My mother, of course, knew what my father had contracted and knew of its terrible nature. She was also aware that she herself was infected. It's still not clear to me, however, that she really believed she would lose her life. The words she spoke when feverish, though coherent and concise, often vanished from her memory without so much as a trace. Accordingly ... but I've digressed from the topic at hand. This tendency to disect thing so, to turn them round and scrutinize every facet, was at that time already ingrained in my being. I think it's important to tell you this up front. This account, which is hardly vital to the story I intend to relate, perhaps will serve to illustrate this tendency at work. Please read it in this light. I'm disposed to viewing the conduct and actions of others through the lens of my own ethics, and over time I believe this has led me, more and more, to question people's decency. This has certainly contributed, in no small way, to my discontent and distress. Please bear this in mind.
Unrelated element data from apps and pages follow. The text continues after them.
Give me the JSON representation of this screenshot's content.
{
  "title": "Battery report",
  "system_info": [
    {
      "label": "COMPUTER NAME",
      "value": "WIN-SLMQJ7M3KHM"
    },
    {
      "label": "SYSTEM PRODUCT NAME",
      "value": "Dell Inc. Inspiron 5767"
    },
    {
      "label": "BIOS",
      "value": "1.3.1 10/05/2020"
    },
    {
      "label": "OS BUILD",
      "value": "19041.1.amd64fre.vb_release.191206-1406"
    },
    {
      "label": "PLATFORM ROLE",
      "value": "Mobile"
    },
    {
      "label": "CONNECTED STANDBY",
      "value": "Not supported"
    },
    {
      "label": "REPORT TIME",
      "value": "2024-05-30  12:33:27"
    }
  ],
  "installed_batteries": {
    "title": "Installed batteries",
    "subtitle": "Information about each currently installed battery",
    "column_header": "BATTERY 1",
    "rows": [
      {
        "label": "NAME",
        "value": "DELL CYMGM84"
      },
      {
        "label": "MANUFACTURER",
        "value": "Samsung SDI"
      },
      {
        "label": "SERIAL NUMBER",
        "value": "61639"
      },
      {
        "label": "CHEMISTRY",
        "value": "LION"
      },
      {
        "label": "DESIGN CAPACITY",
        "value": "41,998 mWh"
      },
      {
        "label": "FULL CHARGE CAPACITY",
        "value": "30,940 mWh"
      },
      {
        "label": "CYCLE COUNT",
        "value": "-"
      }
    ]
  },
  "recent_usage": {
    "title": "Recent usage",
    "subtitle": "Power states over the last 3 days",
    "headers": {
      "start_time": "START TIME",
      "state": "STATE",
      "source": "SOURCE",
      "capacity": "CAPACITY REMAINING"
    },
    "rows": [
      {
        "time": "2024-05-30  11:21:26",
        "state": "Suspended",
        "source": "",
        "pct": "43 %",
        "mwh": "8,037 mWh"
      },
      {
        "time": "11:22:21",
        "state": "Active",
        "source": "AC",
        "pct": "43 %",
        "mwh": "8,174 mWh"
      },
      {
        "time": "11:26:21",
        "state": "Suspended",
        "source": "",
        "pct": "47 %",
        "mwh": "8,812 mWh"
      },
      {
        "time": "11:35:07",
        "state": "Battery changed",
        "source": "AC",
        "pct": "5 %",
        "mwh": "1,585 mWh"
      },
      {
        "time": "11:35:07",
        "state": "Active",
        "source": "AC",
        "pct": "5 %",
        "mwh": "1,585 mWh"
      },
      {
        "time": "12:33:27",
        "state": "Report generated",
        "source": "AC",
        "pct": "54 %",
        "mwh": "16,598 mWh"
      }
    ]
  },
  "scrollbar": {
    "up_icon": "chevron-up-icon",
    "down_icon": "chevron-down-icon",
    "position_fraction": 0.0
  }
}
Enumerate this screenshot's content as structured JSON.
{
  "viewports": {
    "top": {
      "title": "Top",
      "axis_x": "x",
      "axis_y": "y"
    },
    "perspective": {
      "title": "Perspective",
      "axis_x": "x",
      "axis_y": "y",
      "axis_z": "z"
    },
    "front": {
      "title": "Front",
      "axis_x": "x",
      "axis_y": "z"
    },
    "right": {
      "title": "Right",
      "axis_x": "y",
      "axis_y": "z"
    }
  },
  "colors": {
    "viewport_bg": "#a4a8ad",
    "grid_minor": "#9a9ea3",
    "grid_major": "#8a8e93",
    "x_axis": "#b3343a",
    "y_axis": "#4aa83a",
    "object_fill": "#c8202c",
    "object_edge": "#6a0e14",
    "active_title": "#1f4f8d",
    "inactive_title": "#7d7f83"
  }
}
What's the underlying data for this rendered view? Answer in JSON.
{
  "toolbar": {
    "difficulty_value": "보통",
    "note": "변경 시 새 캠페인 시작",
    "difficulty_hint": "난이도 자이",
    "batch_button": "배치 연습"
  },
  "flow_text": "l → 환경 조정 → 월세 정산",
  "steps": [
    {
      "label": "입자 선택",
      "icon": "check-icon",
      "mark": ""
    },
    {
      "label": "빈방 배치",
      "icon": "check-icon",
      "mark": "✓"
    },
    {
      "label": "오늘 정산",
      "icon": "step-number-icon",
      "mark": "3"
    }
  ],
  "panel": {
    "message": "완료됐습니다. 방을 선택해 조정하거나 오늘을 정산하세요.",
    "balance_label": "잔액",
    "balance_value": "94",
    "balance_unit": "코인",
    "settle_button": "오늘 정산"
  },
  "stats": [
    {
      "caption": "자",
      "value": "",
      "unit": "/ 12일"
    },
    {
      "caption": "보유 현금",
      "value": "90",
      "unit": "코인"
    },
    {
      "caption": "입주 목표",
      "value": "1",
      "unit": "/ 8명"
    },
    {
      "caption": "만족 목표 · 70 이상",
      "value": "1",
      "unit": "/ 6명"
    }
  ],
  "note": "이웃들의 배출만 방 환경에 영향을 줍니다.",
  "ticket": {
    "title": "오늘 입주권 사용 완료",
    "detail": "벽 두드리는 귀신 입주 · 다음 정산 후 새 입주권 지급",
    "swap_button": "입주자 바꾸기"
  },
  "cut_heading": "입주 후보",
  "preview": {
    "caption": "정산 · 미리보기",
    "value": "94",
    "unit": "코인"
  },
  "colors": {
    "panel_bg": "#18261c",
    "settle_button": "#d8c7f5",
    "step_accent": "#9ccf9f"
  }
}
For the sake of coherence, I'd best set my story back on track. As I prepare to write at length, I believe myself, for a man in my situation, to be relatively well composed. The echo of the trains, that reaches one's ears when the world is sleeping, has now ceased. Outside the shutters, at some point, the insects have started their faint and doleful song, evoking thoughts of the dew-covered autumn chill. In the next room, oblivious to my endeavor, my wife is resting peacefully. The tip of my pen scratches out the characters one by one. With feeling of calm I work the page. If my pen goes astray, it's only for want of practice, not for want of a quiet mind.